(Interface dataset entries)
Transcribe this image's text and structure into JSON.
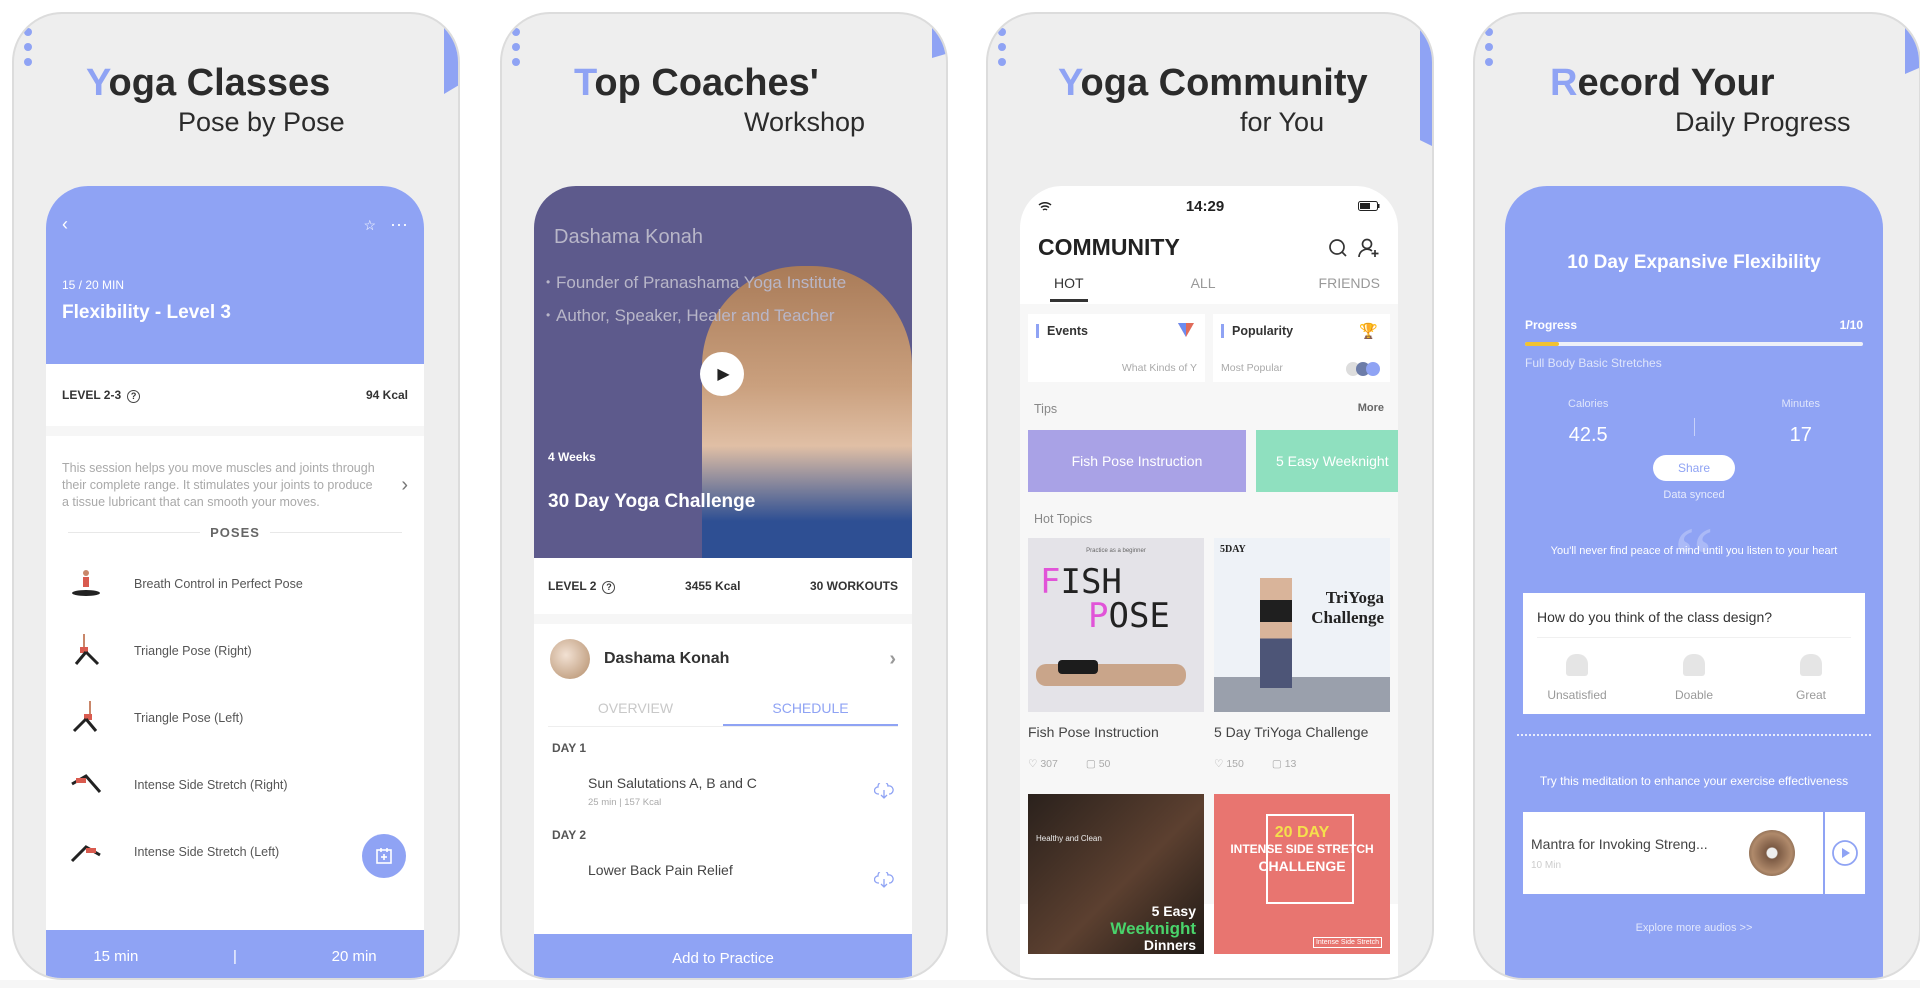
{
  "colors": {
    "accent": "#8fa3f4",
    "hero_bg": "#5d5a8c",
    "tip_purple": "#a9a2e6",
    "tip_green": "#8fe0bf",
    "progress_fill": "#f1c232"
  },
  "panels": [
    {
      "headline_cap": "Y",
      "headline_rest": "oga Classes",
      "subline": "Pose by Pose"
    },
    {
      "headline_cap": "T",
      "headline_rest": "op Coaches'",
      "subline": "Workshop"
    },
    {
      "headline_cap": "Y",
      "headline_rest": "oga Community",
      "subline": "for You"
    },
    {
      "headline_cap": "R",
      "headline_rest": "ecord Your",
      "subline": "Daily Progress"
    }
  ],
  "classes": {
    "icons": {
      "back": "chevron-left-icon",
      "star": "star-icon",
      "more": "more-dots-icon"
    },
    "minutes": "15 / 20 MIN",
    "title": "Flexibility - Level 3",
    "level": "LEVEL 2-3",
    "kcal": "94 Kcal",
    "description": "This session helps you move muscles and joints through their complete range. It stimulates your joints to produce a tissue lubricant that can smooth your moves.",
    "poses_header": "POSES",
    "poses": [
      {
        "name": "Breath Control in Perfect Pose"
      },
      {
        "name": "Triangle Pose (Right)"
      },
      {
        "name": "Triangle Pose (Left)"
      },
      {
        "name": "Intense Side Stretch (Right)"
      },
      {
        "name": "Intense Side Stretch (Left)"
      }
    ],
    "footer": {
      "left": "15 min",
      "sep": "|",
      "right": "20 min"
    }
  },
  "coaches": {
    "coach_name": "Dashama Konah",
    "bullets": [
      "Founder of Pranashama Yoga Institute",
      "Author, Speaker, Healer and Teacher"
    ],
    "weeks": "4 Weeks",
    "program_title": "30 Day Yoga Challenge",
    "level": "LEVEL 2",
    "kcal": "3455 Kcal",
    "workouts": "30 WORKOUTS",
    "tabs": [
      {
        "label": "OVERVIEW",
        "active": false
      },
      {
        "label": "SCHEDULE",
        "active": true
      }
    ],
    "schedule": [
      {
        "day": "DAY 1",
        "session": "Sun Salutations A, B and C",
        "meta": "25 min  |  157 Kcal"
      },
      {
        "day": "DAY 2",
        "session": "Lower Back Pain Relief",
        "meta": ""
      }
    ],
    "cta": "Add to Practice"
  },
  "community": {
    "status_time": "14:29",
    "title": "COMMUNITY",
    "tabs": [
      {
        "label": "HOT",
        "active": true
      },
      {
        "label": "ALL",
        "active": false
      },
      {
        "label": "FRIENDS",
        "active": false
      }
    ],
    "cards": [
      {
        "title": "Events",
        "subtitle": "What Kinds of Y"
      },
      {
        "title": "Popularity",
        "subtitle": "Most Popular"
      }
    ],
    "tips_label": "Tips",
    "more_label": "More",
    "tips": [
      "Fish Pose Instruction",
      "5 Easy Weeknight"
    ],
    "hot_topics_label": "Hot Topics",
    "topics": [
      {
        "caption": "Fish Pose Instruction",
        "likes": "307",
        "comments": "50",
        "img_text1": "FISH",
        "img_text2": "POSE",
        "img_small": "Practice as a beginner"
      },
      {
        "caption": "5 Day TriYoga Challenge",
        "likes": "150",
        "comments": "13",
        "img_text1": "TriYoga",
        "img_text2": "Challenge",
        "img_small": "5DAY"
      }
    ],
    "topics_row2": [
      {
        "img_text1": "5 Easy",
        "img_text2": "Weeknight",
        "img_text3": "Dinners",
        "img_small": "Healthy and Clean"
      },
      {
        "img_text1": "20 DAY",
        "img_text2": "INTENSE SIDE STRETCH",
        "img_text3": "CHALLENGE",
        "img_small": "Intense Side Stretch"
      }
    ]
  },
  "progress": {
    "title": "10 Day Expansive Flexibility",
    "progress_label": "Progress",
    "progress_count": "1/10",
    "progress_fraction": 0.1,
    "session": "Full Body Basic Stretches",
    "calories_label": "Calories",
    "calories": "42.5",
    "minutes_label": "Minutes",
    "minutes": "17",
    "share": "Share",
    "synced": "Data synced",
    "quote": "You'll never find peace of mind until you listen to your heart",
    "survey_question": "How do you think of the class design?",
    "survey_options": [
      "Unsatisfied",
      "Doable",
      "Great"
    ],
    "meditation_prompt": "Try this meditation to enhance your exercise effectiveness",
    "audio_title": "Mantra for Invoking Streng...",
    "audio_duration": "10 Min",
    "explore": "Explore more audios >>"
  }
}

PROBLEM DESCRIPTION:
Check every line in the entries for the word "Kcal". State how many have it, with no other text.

RESULT:
3